## [Exercise description]
Please count how many lines in the entries below contain "title" and reply with the figure alone.

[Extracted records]
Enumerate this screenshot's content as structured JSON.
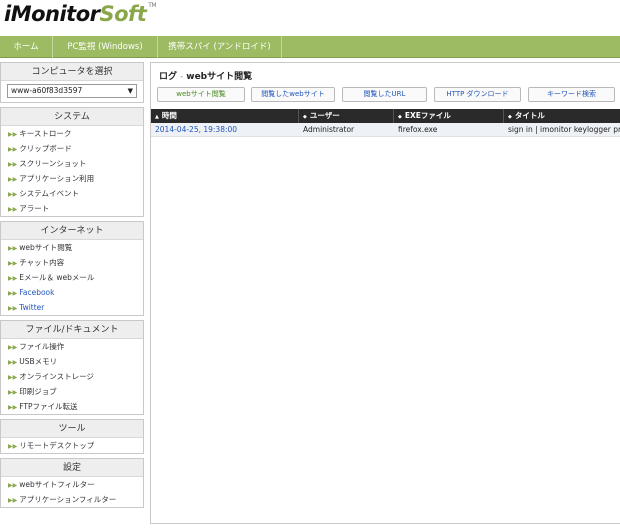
{
  "logo": {
    "main": "iMonitor",
    "accent": "Soft",
    "tm": "TM"
  },
  "nav": [
    {
      "label": "ホーム"
    },
    {
      "label": "PC監視 (Windows)"
    },
    {
      "label": "携帯スパイ (アンドロイド)"
    }
  ],
  "sidebar": {
    "computer": {
      "title": "コンピュータを選択",
      "selected": "www-a60f83d3597"
    },
    "system": {
      "title": "システム",
      "items": [
        "キーストローク",
        "クリップボード",
        "スクリーンショット",
        "アプリケーション利用",
        "システムイベント",
        "アラート"
      ]
    },
    "internet": {
      "title": "インターネット",
      "items": [
        "webサイト閲覧",
        "チャット内容",
        "Eメール＆ webメール",
        "Facebook",
        "Twitter"
      ]
    },
    "files": {
      "title": "ファイル/ドキュメント",
      "items": [
        "ファイル操作",
        "USBメモリ",
        "オンラインストレージ",
        "印刷ジョブ",
        "FTPファイル転送"
      ]
    },
    "tools": {
      "title": "ツール",
      "items": [
        "リモートデスクトップ"
      ]
    },
    "settings": {
      "title": "設定",
      "items": [
        "webサイトフィルター",
        "アプリケーションフィルター"
      ]
    }
  },
  "main": {
    "breadcrumb": {
      "section": "ログ",
      "sep": "-",
      "page": "webサイト閲覧"
    },
    "tabs": [
      "webサイト閲覧",
      "閲覧したwebサイト",
      "閲覧したURL",
      "HTTP ダウンロード",
      "キーワード検索"
    ],
    "columns": [
      "時間",
      "ユーザー",
      "EXEファイル",
      "タイトル"
    ],
    "rows": [
      {
        "time": "2014-04-25, 19:38:00",
        "user": "Administrator",
        "exe": "firefox.exe",
        "title": "sign in | imonitor keylogger pro and"
      }
    ]
  },
  "colors": {
    "nav": "#9cbb62",
    "accent": "#8aa64a",
    "link": "#2255bb",
    "gridHead": "#2a2a2a"
  }
}
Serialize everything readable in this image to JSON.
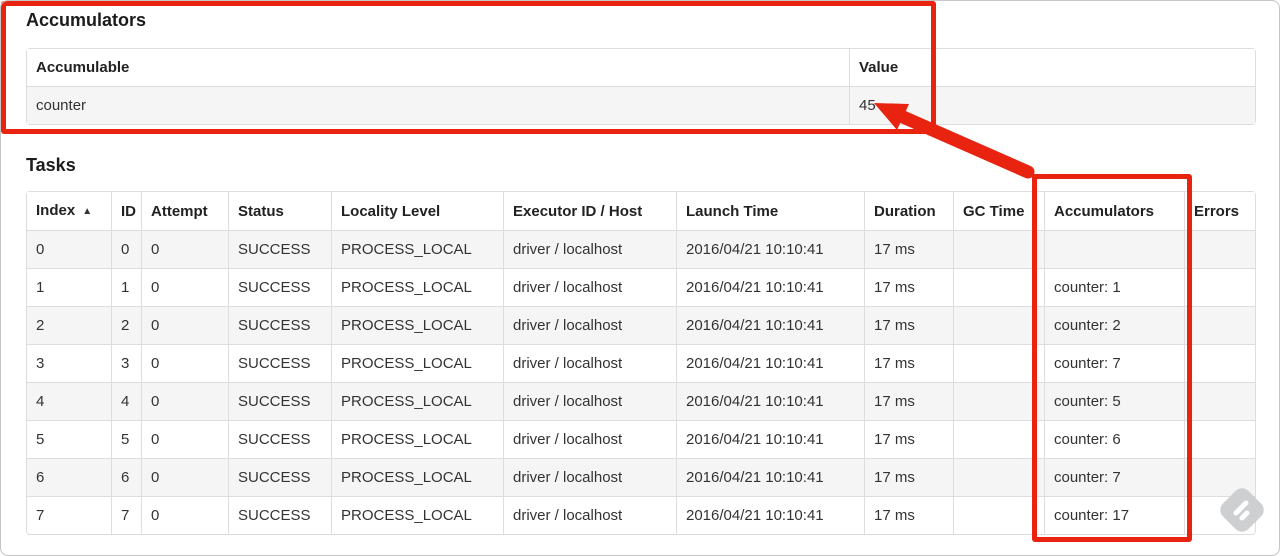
{
  "annotation": {
    "color": "#e8230f"
  },
  "accumulators": {
    "title": "Accumulators",
    "headers": [
      "Accumulable",
      "Value"
    ],
    "rows": [
      [
        "counter",
        "45"
      ]
    ]
  },
  "tasks": {
    "title": "Tasks",
    "headers": [
      {
        "label": "Index",
        "sort": "▲"
      },
      "ID",
      "Attempt",
      "Status",
      "Locality Level",
      "Executor ID / Host",
      "Launch Time",
      "Duration",
      "GC Time",
      "Accumulators",
      "Errors"
    ],
    "rows": [
      [
        "0",
        "0",
        "0",
        "SUCCESS",
        "PROCESS_LOCAL",
        "driver / localhost",
        "2016/04/21 10:10:41",
        "17 ms",
        "",
        "",
        ""
      ],
      [
        "1",
        "1",
        "0",
        "SUCCESS",
        "PROCESS_LOCAL",
        "driver / localhost",
        "2016/04/21 10:10:41",
        "17 ms",
        "",
        "counter: 1",
        ""
      ],
      [
        "2",
        "2",
        "0",
        "SUCCESS",
        "PROCESS_LOCAL",
        "driver / localhost",
        "2016/04/21 10:10:41",
        "17 ms",
        "",
        "counter: 2",
        ""
      ],
      [
        "3",
        "3",
        "0",
        "SUCCESS",
        "PROCESS_LOCAL",
        "driver / localhost",
        "2016/04/21 10:10:41",
        "17 ms",
        "",
        "counter: 7",
        ""
      ],
      [
        "4",
        "4",
        "0",
        "SUCCESS",
        "PROCESS_LOCAL",
        "driver / localhost",
        "2016/04/21 10:10:41",
        "17 ms",
        "",
        "counter: 5",
        ""
      ],
      [
        "5",
        "5",
        "0",
        "SUCCESS",
        "PROCESS_LOCAL",
        "driver / localhost",
        "2016/04/21 10:10:41",
        "17 ms",
        "",
        "counter: 6",
        ""
      ],
      [
        "6",
        "6",
        "0",
        "SUCCESS",
        "PROCESS_LOCAL",
        "driver / localhost",
        "2016/04/21 10:10:41",
        "17 ms",
        "",
        "counter: 7",
        ""
      ],
      [
        "7",
        "7",
        "0",
        "SUCCESS",
        "PROCESS_LOCAL",
        "driver / localhost",
        "2016/04/21 10:10:41",
        "17 ms",
        "",
        "counter: 17",
        ""
      ]
    ]
  },
  "watermark": {
    "icon": "feedly-icon"
  }
}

## [Response to the task]
9